  37. 37.
    Hale JB, Reddy LA, Decker SL, Thompson R, Henzel J, Teodori A, Forrest E, Eusebio E, Denckla MB (2009) Development and validation of an attention-deficit/hyperactivity disorder (ADHD) executive function and behavior rating screening battery. J Clin Exp Neuropsychol 31:897–912PubMedCrossRefGoogle Scholar
  38. 38.
    Qian Y, Shuai L, Cao Q, Chan RC, Wang Y (2010) Do executive function deficits differentiate between children with attention deficit hyperactivity disorder (ADHD) and ADHD comorbid with oppositional defiant disorder? A cross-cultural study using performance-based tests and the behavior rating. İnventory of executive function. Clin Neuropsychol 24:793–810PubMedCrossRefGoogle Scholar
  39. 39.
    Wakschlag LS, Choi SW, Carter AS, Hullsiek H, Burns J, McCarthy K, Leibenluft E, Briggs-Gowan MJ (2012) Defining the developmental parameters of temper loss in early childhood: implications for developmental psychopathology.

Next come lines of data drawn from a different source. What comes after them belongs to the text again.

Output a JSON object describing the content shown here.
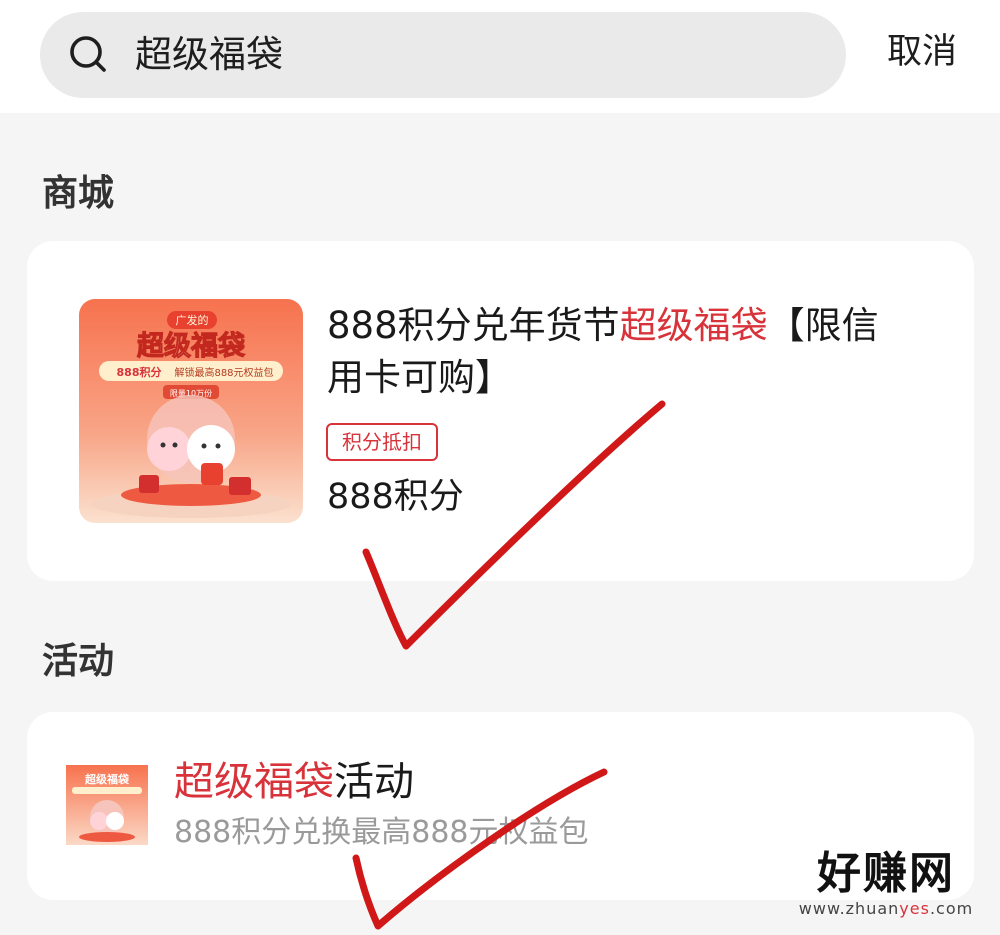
{
  "search": {
    "query": "超级福袋",
    "icon": "search-icon",
    "cancel_label": "取消"
  },
  "mall": {
    "section_title": "商城",
    "product": {
      "title_pre": "888积分兑年货节",
      "title_highlight": "超级福袋",
      "title_post": "【限信用卡可购】",
      "tag": "积分抵扣",
      "price": "888积分",
      "thumb": {
        "badge": "广发的",
        "headline": "超级福袋",
        "sub_highlight": "888积分",
        "sub_text": "解锁最高888元权益包",
        "limit": "限量10万份"
      }
    }
  },
  "activity": {
    "section_title": "活动",
    "item": {
      "title_highlight": "超级福袋",
      "title_post": "活动",
      "subtitle": "888积分兑换最高888元权益包",
      "thumb": {
        "headline": "超级福袋"
      }
    }
  },
  "watermark": {
    "main": "好赚网",
    "sub_pre": "www.zhuan",
    "sub_highlight": "yes",
    "sub_post": ".com"
  },
  "colors": {
    "accent": "#d8333a",
    "page_bg": "#f5f5f5",
    "card_bg": "#ffffff",
    "search_bg": "#eaeaea",
    "check_mark": "#d01818"
  }
}
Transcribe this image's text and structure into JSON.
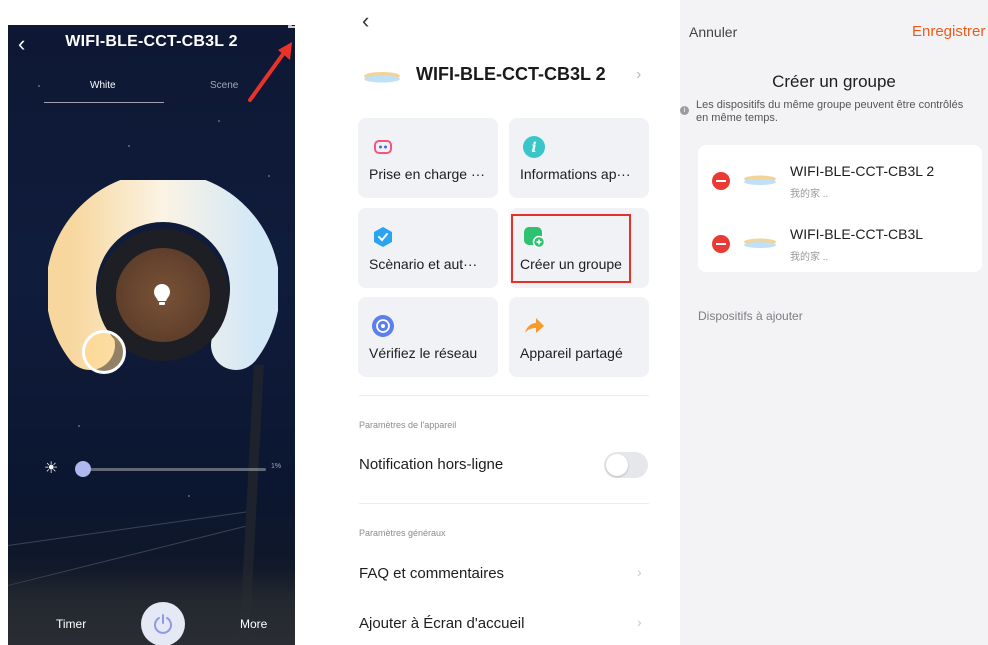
{
  "control": {
    "title": "WIFI-BLE-CCT-CB3L 2",
    "tabs": [
      {
        "label": "White"
      },
      {
        "label": "Scene"
      }
    ],
    "brightness_value": "1%",
    "brightness_fraction": 0.01,
    "timer_label": "Timer",
    "more_label": "More"
  },
  "device": {
    "title": "WIFI-BLE-CCT-CB3L 2",
    "tiles": [
      {
        "label": "Prise en charge ···",
        "icon": "speaker-icon",
        "color": "#f4567e"
      },
      {
        "label": "Informations ap···",
        "icon": "info-icon",
        "color": "#39c6c9"
      },
      {
        "label": "Scènario et aut···",
        "icon": "scenario-icon",
        "color": "#2aa4f0"
      },
      {
        "label": "Créer un groupe",
        "icon": "group-add-icon",
        "color": "#2dc26f"
      },
      {
        "label": "Vérifiez le réseau",
        "icon": "network-icon",
        "color": "#5b7ff0"
      },
      {
        "label": "Appareil partagé",
        "icon": "share-icon",
        "color": "#f59a2b"
      }
    ],
    "section_device": "Paramètres de l'appareil",
    "offline_notification": "Notification hors-ligne",
    "offline_enabled": false,
    "section_general": "Paramètres généraux",
    "faq": "FAQ et commentaires",
    "add_home": "Ajouter à Écran d'accueil"
  },
  "group": {
    "cancel": "Annuler",
    "save": "Enregistrer",
    "title": "Créer un groupe",
    "description": "Les dispositifs du même groupe peuvent être contrôlés en même temps.",
    "members": [
      {
        "name": "WIFI-BLE-CCT-CB3L 2",
        "home": "我的家 .."
      },
      {
        "name": "WIFI-BLE-CCT-CB3L",
        "home": "我的家 .."
      }
    ],
    "to_add": "Dispositifs à ajouter"
  },
  "colors": {
    "accent_red": "#e3322a",
    "save_orange": "#ef5a1a",
    "remove_red": "#ea3a36"
  }
}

J Child Psychol Psychiatry 53:1099–1108PubMedCentralPubMedCrossRefGoogle Scholar
  40. 40.
    Biederman J, Petty CR, Day H, Goldin RL, Spencer T, Faraone SV, Surman CB, Wozniak J (2012) Severity of the aggression/anxiety-depression/attention child behavior checklist profile discriminates between different levels of deficits in emotional regulation in youth with attention-deficit hyperactivity disorder. J Dev Behav Pediatr 33:236–243PubMedCentralPubMedCrossRefGoogle Scholar
  41. 41.
    Ochsner KN (2008) The social-emotional processing stream: five core constructs and their translational potential for schizophrenia and beyond. Biol Psychiatry 64:48–61PubMedCentralPubMedCrossRefGoogle Scholar
  42. 42.
    Happaney K et al (2004) Development of orbitofrontal function: current themes and future directions. Brain Cogn 55:1–10PubMedCrossRefGoogle Scholar
  43. 43.
    Zelazo PD (2004) The development of conscious control in childhood. Trends Cogn Sci 8:12–17PubMedCrossRefGoogle Scholar

Copyright information

© Springer-Verlag Berlin Heidelberg 2014

Authors and Affiliations

  1. 1.Child and Adolescent Psychiatry DepartmentHatay Woman and Children HospitalAntakyaTurkey
  2. 2.Child and Adolescent Psychiatry DepartmentAnkara University School of MedicineAnkaraTurkey
  3. 3.Hatay Kadın Doğum ve Çocuk Hastalıkları HastanesiAntakyaTurkey

Personalised recommendations